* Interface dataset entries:
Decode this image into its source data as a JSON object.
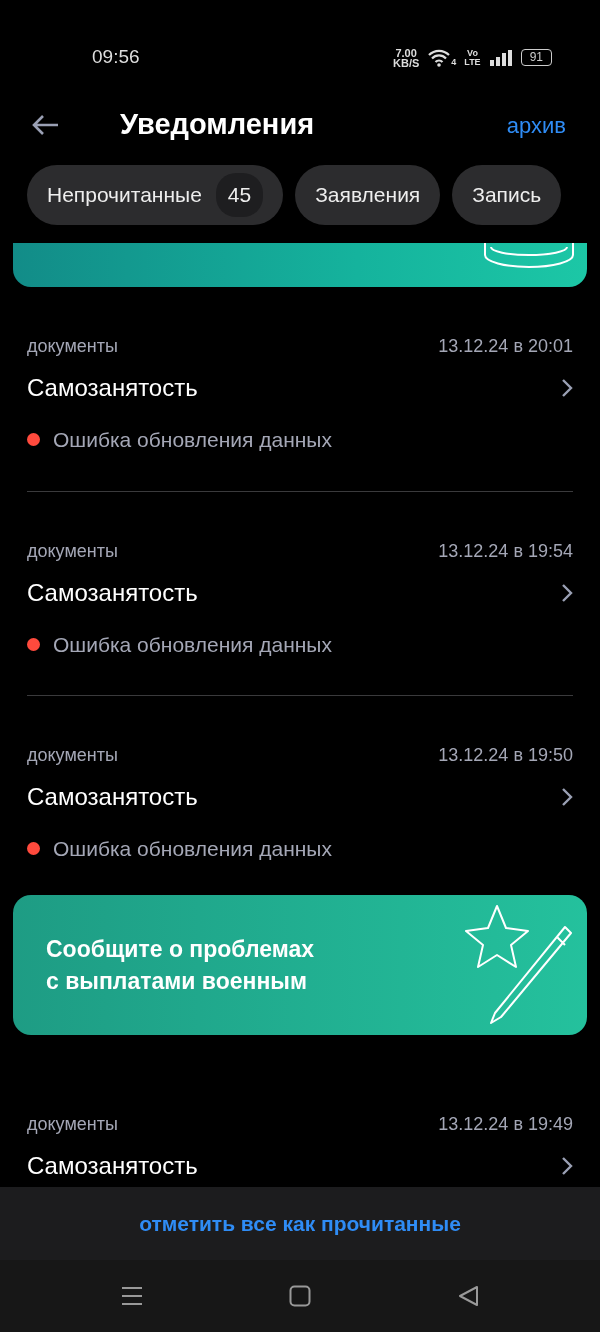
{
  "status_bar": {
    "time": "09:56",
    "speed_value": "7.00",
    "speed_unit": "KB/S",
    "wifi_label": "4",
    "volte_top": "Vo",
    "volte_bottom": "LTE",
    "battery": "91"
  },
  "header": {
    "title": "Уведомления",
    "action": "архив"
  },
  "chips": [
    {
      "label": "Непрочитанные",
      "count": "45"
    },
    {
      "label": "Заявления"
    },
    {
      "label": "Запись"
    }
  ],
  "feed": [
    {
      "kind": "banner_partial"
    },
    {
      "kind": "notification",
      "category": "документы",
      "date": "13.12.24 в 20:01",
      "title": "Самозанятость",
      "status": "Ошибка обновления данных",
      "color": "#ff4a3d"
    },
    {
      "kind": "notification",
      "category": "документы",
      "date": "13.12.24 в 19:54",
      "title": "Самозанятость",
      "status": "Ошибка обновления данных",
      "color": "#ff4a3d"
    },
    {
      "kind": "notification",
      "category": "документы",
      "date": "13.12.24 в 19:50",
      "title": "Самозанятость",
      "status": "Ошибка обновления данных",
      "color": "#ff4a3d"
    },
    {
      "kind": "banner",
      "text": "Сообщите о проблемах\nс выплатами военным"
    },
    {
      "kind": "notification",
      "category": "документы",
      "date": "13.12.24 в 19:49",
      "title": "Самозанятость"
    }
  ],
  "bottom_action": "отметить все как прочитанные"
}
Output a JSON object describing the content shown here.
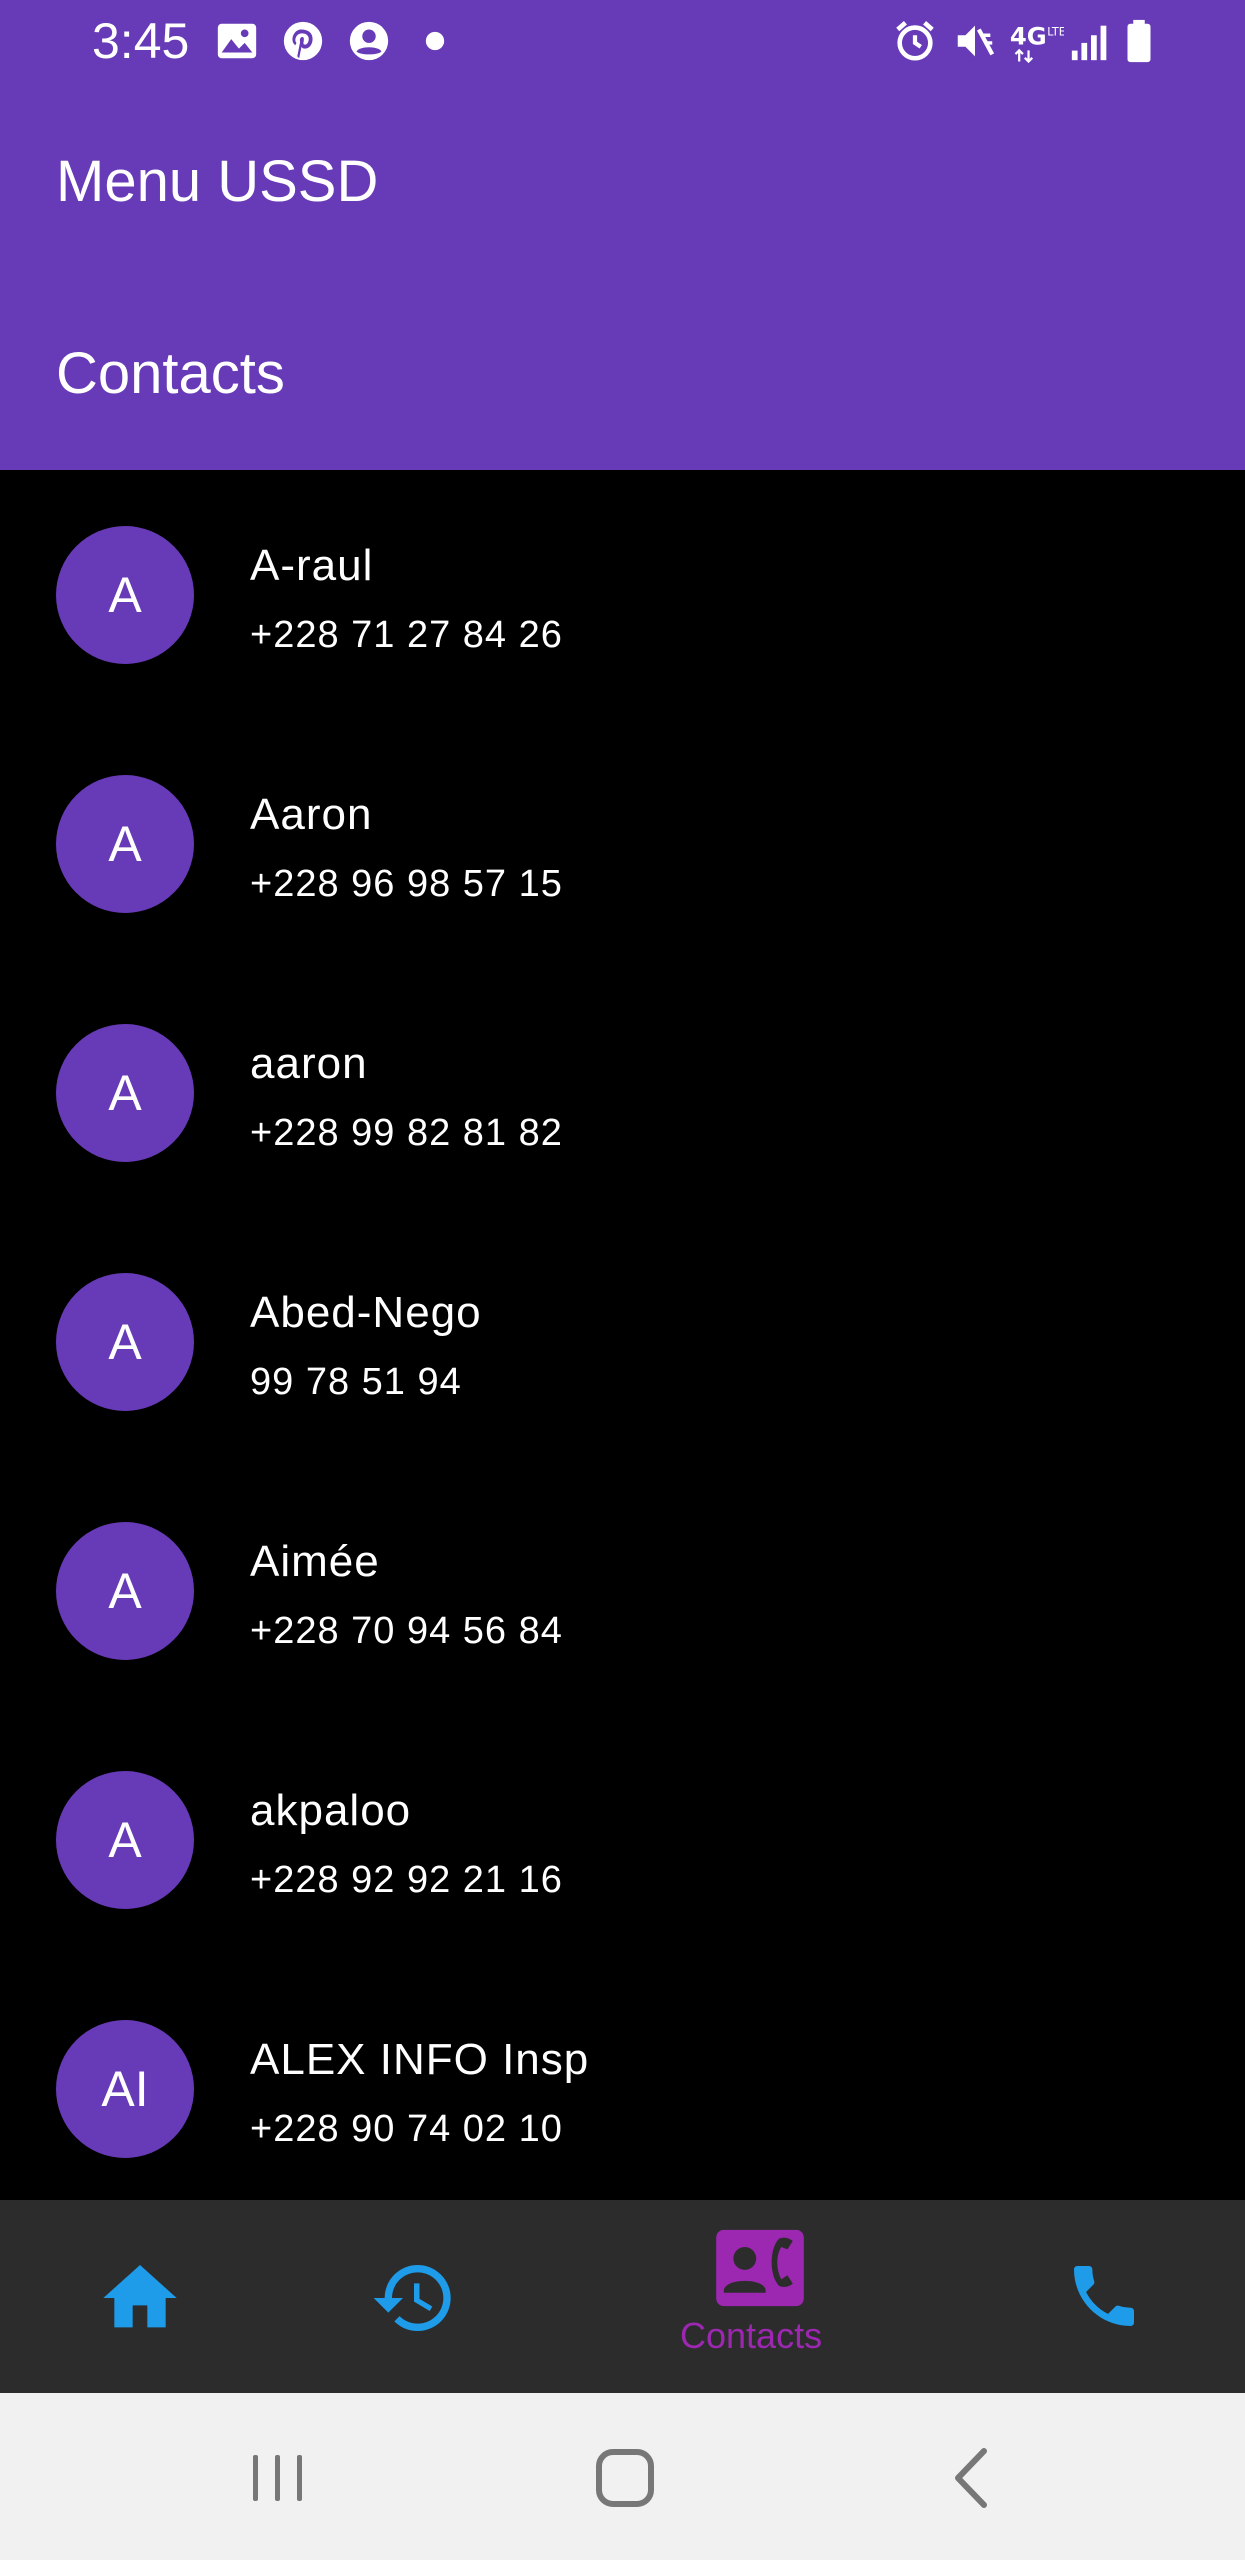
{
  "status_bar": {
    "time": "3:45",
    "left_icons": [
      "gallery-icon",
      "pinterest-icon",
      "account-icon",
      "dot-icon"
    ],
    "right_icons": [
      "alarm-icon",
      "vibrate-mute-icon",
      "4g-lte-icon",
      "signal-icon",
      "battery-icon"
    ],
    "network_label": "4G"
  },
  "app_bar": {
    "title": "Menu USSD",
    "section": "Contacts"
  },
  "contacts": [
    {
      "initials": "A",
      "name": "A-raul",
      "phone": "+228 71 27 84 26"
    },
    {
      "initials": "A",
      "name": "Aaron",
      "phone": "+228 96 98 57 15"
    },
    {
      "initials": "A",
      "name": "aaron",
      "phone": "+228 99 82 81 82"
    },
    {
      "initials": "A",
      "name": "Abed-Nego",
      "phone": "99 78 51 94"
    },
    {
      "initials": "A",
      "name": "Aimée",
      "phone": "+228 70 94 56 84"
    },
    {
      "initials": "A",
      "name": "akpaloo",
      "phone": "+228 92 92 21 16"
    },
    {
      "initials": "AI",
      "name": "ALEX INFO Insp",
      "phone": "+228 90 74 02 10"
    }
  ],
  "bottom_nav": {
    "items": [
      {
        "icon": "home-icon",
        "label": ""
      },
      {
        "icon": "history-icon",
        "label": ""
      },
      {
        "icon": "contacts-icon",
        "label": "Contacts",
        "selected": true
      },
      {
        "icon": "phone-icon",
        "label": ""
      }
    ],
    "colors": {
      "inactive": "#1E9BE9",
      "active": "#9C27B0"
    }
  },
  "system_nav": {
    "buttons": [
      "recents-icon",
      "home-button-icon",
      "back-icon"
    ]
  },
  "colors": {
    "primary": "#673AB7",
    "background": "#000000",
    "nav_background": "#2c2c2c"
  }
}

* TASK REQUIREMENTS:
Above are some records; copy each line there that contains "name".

* RESPONSE AREA:
      "name": "A-raul",
      "name": "Aaron",
      "name": "aaron",
      "name": "Abed-Nego",
      "name": "Aimée",
      "name": "akpaloo",
      "name": "ALEX INFO Insp",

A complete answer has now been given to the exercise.